How do you make a New Year’s party that the whole family can enjoy?
For years, I barely acknowledged New Year’s Eve to my three kids so they wouldn’t know they were missing anything. I either went to some flashy grownup event or skipped it and went to bed. In the morning, I explained about the date change.
Last year, though, our family attended a party at a friend’s, and it was genuinely heartwarming. I began to think it was worth making an effort to mark the holiday, together, at home.
New Year’s is not just for adults. A small party is doable and relaxing; think about inviting extended family or close friends and their children.
“Parents feel more comfortable with their kids around,” says Selvi Rudge, a mother of three in Larchmont, N.Y., who often friends and kids for New Year’s. “And having the kids there just makes the celebration better.”
Preparing with some simple crafting and cooking projects can make everyone feel part of the holiday.
1. New Year’s Poster — Take an 18-by-24-inch poster board and label it, “What I want to do in 2013.” It can be simple, with a lot of room to write, or it can be decorated by kids who know their way around a poster board. Tape it up somewhere central — I like the refrigerator — and keep washable markers nearby. Write in an entry or two, whether resolution-like (“I want to take up jogging”) or wishful thinking (“I want to explore the Amazon”). The poster can be a family project or it can be opened up to guests as a less-formal guest book at this less-formal party.
2. Table Top — Table décor can be kid-constructed and reusable, and it does not have to look childlike or chaotic. A great idea from Sabrina James, style director at Parenting Magazine, is to paint inexpensive plastic chargers (the larger plates that go under dinner plates) with black chalkboard paint, then have the kids decorate the plates with white chalk. They can draw stars or write guests’ names or “2013” — even toddlers can scribble. “It all stays black and white, it still looks sophisticated, and the kids have a hand in decorating the table,” says James.
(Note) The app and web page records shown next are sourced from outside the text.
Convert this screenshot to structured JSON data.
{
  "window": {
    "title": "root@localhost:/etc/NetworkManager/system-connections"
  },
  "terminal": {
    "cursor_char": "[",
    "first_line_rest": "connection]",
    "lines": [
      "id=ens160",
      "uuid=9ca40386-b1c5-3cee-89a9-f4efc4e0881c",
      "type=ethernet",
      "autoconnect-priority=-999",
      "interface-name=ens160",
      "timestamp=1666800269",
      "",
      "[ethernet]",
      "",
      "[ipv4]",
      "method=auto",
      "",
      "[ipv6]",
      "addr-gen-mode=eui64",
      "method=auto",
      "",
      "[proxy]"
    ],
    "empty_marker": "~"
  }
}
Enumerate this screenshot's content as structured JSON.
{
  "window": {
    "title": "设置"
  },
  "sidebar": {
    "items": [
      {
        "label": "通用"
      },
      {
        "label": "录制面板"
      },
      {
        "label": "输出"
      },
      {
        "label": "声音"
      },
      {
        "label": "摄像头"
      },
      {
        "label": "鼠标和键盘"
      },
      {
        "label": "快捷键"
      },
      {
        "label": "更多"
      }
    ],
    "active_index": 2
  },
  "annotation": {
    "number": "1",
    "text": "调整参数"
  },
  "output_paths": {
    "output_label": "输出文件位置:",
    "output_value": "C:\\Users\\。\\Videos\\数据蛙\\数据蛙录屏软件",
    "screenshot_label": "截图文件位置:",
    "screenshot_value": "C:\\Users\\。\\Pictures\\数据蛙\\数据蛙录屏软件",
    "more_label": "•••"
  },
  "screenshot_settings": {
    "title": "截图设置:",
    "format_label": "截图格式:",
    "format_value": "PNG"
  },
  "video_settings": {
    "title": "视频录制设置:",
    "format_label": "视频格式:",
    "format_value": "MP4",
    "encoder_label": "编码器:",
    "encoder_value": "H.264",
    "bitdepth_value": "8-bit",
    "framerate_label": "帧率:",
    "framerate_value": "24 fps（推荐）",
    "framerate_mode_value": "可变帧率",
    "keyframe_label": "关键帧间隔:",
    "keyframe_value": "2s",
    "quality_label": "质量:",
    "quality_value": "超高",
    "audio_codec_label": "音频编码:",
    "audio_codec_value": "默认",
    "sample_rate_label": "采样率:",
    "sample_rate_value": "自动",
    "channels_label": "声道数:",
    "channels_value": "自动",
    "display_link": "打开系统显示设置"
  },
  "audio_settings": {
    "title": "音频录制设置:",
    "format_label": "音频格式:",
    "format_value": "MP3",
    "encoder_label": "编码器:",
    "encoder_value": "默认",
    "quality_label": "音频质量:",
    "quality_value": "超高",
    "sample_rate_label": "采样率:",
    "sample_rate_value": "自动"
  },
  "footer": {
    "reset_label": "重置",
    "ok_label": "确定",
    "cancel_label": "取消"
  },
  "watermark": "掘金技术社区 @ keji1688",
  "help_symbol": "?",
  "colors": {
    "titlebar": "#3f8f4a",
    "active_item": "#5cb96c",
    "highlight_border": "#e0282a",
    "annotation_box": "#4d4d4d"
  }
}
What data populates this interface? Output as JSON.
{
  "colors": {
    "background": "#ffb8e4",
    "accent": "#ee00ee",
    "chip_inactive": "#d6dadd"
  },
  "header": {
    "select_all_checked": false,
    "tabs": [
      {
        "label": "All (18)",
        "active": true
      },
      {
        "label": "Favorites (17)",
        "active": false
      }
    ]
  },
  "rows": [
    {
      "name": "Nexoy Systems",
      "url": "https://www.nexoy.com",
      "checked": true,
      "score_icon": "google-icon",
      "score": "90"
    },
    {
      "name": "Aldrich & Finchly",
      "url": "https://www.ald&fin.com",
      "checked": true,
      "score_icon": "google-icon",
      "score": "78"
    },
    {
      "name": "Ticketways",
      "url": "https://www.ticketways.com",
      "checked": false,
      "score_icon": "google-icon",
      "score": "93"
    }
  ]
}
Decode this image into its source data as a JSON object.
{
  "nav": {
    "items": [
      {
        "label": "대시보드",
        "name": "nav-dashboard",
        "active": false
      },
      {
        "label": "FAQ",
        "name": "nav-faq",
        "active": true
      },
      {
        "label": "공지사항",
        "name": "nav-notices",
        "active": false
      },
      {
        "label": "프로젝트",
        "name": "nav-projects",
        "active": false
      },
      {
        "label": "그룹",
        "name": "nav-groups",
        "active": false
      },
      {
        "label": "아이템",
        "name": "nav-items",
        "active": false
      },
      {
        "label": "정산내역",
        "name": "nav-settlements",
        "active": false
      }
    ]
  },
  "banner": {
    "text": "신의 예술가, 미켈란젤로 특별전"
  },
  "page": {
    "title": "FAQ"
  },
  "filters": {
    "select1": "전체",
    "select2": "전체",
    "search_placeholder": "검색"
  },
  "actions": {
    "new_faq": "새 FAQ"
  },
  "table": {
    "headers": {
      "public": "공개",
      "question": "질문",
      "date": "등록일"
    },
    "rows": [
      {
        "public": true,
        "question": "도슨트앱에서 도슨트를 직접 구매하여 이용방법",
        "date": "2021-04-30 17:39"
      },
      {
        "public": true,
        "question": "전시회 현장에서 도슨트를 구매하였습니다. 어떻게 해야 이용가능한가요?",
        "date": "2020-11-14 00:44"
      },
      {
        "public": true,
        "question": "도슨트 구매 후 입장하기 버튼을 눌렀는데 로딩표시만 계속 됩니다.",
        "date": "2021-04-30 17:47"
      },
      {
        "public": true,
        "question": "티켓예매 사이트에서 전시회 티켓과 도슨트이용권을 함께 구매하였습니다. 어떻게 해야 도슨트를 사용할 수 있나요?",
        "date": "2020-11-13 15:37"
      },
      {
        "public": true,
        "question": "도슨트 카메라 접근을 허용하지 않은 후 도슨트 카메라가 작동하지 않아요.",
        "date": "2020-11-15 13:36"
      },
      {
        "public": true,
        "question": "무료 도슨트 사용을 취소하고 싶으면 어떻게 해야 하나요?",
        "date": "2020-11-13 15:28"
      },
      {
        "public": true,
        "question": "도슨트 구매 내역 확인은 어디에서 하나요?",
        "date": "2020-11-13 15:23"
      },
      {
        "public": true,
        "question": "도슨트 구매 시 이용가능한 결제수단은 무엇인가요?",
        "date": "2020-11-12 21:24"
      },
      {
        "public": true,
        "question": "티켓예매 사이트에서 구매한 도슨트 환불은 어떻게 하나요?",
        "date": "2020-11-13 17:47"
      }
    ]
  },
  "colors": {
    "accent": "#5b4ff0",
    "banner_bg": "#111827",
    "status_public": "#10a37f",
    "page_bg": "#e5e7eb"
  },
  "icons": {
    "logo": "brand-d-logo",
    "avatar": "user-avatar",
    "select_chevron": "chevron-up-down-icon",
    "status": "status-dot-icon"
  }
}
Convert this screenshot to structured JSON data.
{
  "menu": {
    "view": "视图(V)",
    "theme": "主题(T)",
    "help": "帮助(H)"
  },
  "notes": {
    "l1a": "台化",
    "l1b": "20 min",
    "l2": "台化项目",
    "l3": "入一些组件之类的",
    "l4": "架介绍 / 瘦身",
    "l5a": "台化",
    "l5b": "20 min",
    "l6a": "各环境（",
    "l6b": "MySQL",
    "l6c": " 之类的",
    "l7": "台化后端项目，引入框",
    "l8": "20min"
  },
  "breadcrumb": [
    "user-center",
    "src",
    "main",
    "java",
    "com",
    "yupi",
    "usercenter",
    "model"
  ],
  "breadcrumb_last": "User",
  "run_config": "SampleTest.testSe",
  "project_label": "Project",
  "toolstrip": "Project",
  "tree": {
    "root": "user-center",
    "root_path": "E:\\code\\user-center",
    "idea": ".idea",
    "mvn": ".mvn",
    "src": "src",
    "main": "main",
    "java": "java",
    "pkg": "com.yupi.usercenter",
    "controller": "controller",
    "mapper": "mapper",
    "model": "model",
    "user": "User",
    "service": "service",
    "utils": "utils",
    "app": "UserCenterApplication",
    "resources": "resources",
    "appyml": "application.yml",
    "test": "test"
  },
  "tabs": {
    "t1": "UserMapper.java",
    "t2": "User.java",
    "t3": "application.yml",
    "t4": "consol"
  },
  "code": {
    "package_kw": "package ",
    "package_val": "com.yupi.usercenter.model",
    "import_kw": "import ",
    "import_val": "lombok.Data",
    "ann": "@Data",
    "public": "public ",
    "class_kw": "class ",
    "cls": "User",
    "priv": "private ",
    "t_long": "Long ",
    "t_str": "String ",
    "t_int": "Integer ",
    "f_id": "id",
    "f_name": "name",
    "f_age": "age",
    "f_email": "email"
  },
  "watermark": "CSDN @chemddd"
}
3. Making Some Noise — Of course there must be noisemakers. James suggests this fresh take: Paint small, empty raisin boxes with silver or gold paint — spray paint is easiest — and then decorate them with small gems or sequins. Fill the boxes with dry pasta or rice, and tape a Popsicle stick to the back. The noisemakers can sit in vases around the table. Kids will be proud of their contributions, and you’ll be happy to have them as attractive table decorations.
4. Food — To avoid holiday feast fatigue, a New Year’s feast should consist of foods the family actually likes. You’re not tied to tradition, so focus on old family favorites, or on foods that some cultures say bring good luck. According to Epicurious.com, cooked greens symbolize money and good fortune; pork means prosperity. Don’t eat anything that moves backwar ds, like lobster. My teen-age daughter likes to bake a holiday cake and get creative with frosting. Baking infuses the air with cheer and allows kids to participate. Limit how many sprinkles or frosting colors you offer; adult guests don’t always enjoy a crunchy inch-thick layer of purple sugar.
5. After-meal activity — Karaoke is a new tradition for our family; we learned it from the friends who held last year’s party. Systems range in price from less than $100 to more than $1,000, and can be rented, too. Whether you rock the oldies or attempt to rap, the kids are just as entertained as the adults. And they will want their turn, so make sure your song list includes some current hits or favorites they know.
Finally, do you or don’t you keep the kids up til midnight? Go for it, but be prepared to send them to bed or say goodnight early if they fall apart.
And they may. But the karaoke, other kids and special treats may keep them fueled and happy enough to see the ball drop.
And then you will have another family memory tucked away, and maybe another entry for the 2013 poster: I want the whole family to ring in the new year together again in 2014.